**** DATA IN THIS EXERCISE ****

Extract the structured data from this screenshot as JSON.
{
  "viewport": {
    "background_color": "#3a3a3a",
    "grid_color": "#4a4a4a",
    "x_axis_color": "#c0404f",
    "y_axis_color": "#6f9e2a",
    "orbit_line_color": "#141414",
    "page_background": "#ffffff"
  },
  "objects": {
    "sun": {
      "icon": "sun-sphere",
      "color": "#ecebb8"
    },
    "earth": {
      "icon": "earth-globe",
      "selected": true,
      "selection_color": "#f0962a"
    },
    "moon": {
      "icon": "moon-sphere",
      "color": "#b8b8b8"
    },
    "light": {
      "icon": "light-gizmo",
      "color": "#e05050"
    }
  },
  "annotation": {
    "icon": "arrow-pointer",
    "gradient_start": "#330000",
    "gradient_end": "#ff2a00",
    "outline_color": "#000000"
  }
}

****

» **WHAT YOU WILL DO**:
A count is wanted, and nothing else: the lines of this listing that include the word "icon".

» **RESPONSE TO THIS TASK**:
5